**TASK DIRECTIONS:**
Scan the data below for lines holding the word "list", and copy each line found.

**INFORMATION SUPPLIED:**
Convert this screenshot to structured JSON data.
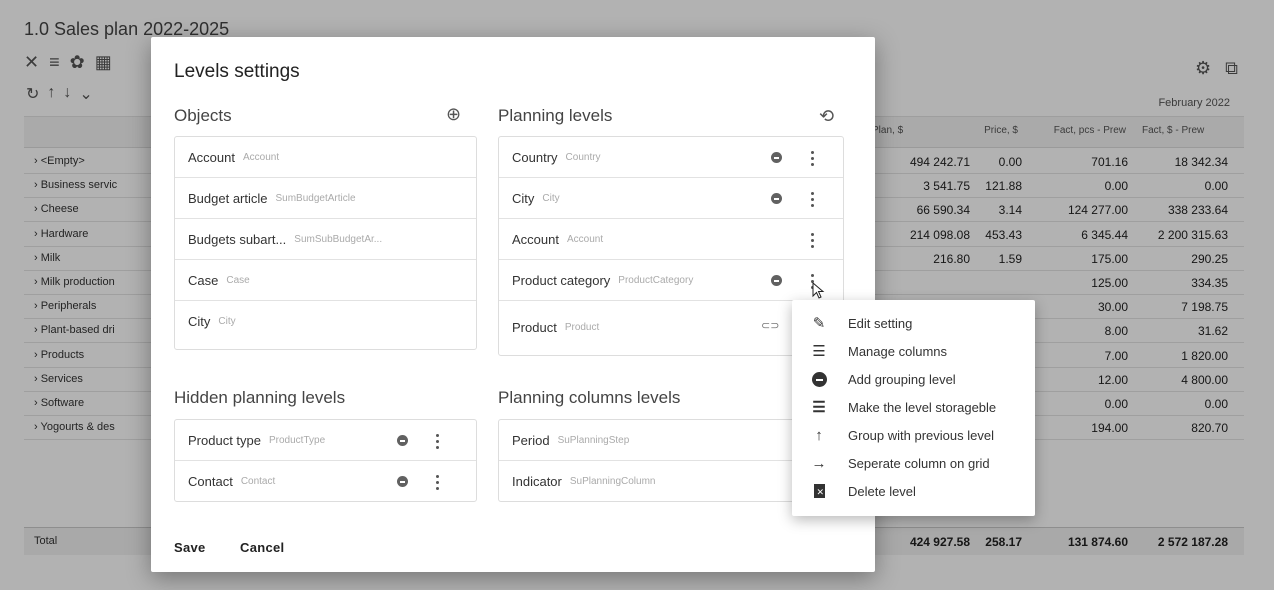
{
  "app": {
    "title": "1.0 Sales plan 2022-2025",
    "toolbar_icons": [
      "close-icon",
      "filter-icon",
      "palette-icon",
      "grid-icon"
    ],
    "toolbar2_icons": [
      "refresh-icon",
      "arrow-up-icon",
      "arrow-down-icon",
      "chevron-down-icon"
    ],
    "right_icons": [
      "gear-icon",
      "external-link-icon"
    ],
    "period_label": "February 2022",
    "columns": [
      "Plan, $",
      "Price, $",
      "Fact, pcs - Prew",
      "Fact, $ - Prew"
    ],
    "rows": [
      {
        "label": "<Empty>",
        "values": [
          "494 242.71",
          "0.00",
          "701.16",
          "18 342.34"
        ]
      },
      {
        "label": "Business servic",
        "values": [
          "3 541.75",
          "121.88",
          "0.00",
          "0.00"
        ]
      },
      {
        "label": "Cheese",
        "values": [
          "66 590.34",
          "3.14",
          "124 277.00",
          "338 233.64"
        ]
      },
      {
        "label": "Hardware",
        "values": [
          "214 098.08",
          "453.43",
          "6 345.44",
          "2 200 315.63"
        ]
      },
      {
        "label": "Milk",
        "values": [
          "216.80",
          "1.59",
          "175.00",
          "290.25"
        ]
      },
      {
        "label": "Milk production",
        "values": [
          "",
          "",
          "125.00",
          "334.35"
        ]
      },
      {
        "label": "Peripherals",
        "values": [
          "",
          "",
          "30.00",
          "7 198.75"
        ]
      },
      {
        "label": "Plant-based dri",
        "values": [
          "",
          "",
          "8.00",
          "31.62"
        ]
      },
      {
        "label": "Products",
        "values": [
          "",
          "",
          "7.00",
          "1 820.00"
        ]
      },
      {
        "label": "Services",
        "values": [
          "",
          "",
          "12.00",
          "4 800.00"
        ]
      },
      {
        "label": "Software",
        "values": [
          "",
          "",
          "0.00",
          "0.00"
        ]
      },
      {
        "label": "Yogourts & des",
        "values": [
          "",
          "",
          "194.00",
          "820.70"
        ]
      }
    ],
    "total": {
      "label": "Total",
      "values": [
        "424 927.58",
        "258.17",
        "131 874.60",
        "2 572 187.28"
      ]
    }
  },
  "dialog": {
    "title": "Levels settings",
    "objects": {
      "title": "Objects",
      "items": [
        {
          "name": "Account",
          "code": "Account"
        },
        {
          "name": "Budget article",
          "code": "SumBudgetArticle"
        },
        {
          "name": "Budgets subart...",
          "code": "SumSubBudgetAr..."
        },
        {
          "name": "Case",
          "code": "Case"
        },
        {
          "name": "City",
          "code": "City"
        }
      ]
    },
    "planning_levels": {
      "title": "Planning levels",
      "items": [
        {
          "name": "Country",
          "code": "Country"
        },
        {
          "name": "City",
          "code": "City"
        },
        {
          "name": "Account",
          "code": "Account"
        },
        {
          "name": "Product category",
          "code": "ProductCategory"
        },
        {
          "name": "Product",
          "code": "Product"
        }
      ]
    },
    "hidden_levels": {
      "title": "Hidden planning levels",
      "items": [
        {
          "name": "Product type",
          "code": "ProductType"
        },
        {
          "name": "Contact",
          "code": "Contact"
        }
      ]
    },
    "columns_levels": {
      "title": "Planning columns levels",
      "items": [
        {
          "name": "Period",
          "code": "SuPlanningStep"
        },
        {
          "name": "Indicator",
          "code": "SuPlanningColumn"
        }
      ]
    },
    "save_label": "Save",
    "cancel_label": "Cancel"
  },
  "context_menu": {
    "items": [
      {
        "label": "Edit setting",
        "icon": "pencil-icon"
      },
      {
        "label": "Manage columns",
        "icon": "list-icon"
      },
      {
        "label": "Add grouping level",
        "icon": "minus-circle-icon"
      },
      {
        "label": "Make the level storageble",
        "icon": "storage-list-icon"
      },
      {
        "label": "Group with previous level",
        "icon": "arrow-up-icon"
      },
      {
        "label": "Seperate column on grid",
        "icon": "arrow-right-icon"
      },
      {
        "label": "Delete level",
        "icon": "trash-icon"
      }
    ]
  }
}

**TASK OUTPUT:**
        "icon": "list-icon"
        "icon": "storage-list-icon"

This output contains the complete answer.